■ **EXERCISE INSTRUCTIONS**
Scan the records for the string "value" and copy every line that holds it.

■ **DATA PROVIDED**
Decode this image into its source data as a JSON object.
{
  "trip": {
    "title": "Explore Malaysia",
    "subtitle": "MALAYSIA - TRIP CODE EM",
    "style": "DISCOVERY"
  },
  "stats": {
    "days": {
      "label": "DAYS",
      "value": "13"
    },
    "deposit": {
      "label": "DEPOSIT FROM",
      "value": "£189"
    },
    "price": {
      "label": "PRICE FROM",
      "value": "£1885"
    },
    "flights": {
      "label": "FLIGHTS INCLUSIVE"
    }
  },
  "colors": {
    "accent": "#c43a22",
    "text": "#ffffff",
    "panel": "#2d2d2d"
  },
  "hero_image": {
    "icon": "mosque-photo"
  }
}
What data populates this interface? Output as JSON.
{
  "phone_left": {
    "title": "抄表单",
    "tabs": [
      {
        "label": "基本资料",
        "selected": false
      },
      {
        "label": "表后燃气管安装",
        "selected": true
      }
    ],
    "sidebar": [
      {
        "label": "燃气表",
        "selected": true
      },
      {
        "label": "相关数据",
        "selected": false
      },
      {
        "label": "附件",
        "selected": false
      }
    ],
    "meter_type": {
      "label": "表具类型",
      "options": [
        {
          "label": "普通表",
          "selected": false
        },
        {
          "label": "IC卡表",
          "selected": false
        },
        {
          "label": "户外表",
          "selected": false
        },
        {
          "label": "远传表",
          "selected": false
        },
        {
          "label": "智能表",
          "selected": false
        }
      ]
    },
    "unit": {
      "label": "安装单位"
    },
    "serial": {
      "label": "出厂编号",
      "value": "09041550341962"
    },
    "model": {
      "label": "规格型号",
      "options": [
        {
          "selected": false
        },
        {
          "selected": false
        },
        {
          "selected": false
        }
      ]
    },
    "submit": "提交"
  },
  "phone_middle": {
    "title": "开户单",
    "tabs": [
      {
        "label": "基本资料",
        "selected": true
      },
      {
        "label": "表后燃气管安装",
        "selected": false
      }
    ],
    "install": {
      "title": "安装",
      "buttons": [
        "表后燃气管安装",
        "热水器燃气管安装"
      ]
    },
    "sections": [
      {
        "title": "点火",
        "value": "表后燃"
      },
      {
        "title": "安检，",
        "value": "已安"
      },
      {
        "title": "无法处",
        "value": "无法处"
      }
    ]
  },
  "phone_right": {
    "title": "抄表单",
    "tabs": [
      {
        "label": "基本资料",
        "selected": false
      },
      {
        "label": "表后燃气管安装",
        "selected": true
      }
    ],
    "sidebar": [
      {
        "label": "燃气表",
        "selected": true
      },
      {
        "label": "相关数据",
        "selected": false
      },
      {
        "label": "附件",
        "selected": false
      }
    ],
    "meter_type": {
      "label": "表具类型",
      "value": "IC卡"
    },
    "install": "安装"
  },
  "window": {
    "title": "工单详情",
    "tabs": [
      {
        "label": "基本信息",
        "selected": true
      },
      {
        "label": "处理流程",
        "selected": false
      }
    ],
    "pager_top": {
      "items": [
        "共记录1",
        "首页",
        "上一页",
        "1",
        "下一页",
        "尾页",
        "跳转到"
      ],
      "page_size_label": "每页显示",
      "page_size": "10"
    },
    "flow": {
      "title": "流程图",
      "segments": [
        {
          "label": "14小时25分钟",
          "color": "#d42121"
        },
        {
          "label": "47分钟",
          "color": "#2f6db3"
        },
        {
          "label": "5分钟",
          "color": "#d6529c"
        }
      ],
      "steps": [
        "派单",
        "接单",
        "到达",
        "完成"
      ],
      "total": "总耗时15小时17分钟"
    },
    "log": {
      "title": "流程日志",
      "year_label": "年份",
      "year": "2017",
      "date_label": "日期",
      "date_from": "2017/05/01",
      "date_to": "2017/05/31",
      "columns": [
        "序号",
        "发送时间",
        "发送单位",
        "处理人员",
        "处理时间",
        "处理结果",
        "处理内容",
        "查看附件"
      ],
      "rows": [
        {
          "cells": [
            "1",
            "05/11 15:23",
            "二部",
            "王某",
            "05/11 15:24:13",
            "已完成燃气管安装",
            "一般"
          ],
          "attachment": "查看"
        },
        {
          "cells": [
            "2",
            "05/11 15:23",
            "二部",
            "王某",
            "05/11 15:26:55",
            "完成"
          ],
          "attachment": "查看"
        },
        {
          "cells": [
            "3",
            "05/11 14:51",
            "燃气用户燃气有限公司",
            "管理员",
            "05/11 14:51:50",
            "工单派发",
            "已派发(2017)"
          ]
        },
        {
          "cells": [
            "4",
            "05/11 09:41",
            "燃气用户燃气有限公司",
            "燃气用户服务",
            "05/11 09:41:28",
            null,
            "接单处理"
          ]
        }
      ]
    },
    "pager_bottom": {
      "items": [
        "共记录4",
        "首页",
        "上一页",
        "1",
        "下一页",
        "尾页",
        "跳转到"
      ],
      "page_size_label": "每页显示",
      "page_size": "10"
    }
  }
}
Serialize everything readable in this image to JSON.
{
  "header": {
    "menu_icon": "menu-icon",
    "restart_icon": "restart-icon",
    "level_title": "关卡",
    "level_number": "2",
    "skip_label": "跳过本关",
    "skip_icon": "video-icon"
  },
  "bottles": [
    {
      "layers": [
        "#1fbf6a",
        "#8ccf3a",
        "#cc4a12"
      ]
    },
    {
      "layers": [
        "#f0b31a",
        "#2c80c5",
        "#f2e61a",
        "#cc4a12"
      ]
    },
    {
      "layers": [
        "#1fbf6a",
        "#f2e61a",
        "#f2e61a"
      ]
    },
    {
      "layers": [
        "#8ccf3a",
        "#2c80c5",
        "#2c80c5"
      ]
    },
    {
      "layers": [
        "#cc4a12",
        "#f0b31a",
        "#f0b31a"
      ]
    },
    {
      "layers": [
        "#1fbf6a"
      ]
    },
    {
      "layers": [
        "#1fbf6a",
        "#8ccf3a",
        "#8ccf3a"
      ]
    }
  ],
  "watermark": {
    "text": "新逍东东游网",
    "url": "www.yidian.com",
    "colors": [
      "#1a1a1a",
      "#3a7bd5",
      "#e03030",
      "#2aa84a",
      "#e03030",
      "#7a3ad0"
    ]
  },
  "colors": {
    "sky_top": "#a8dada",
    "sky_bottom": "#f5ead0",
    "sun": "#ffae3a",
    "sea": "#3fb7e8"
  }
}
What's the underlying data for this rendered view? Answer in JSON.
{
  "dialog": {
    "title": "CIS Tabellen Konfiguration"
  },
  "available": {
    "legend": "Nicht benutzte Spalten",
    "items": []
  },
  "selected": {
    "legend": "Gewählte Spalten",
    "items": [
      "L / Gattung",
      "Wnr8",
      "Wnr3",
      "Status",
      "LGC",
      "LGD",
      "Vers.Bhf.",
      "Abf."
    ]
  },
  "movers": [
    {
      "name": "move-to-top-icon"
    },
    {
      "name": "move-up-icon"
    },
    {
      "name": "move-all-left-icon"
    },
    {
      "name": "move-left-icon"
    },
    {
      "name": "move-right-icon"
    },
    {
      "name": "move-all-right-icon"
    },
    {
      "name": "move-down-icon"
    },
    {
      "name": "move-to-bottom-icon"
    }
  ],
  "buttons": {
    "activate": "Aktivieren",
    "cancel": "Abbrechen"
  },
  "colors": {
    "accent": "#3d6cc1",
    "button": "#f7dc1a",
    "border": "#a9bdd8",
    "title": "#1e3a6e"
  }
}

■ **COMPLETED TASK**
      "value": "13"
      "value": "£189"
      "value": "£1885"
      "value": "09041550341962"
        "value": "表后燃"
        "value": "已安"
        "value": "无法处"
      "value": "IC卡"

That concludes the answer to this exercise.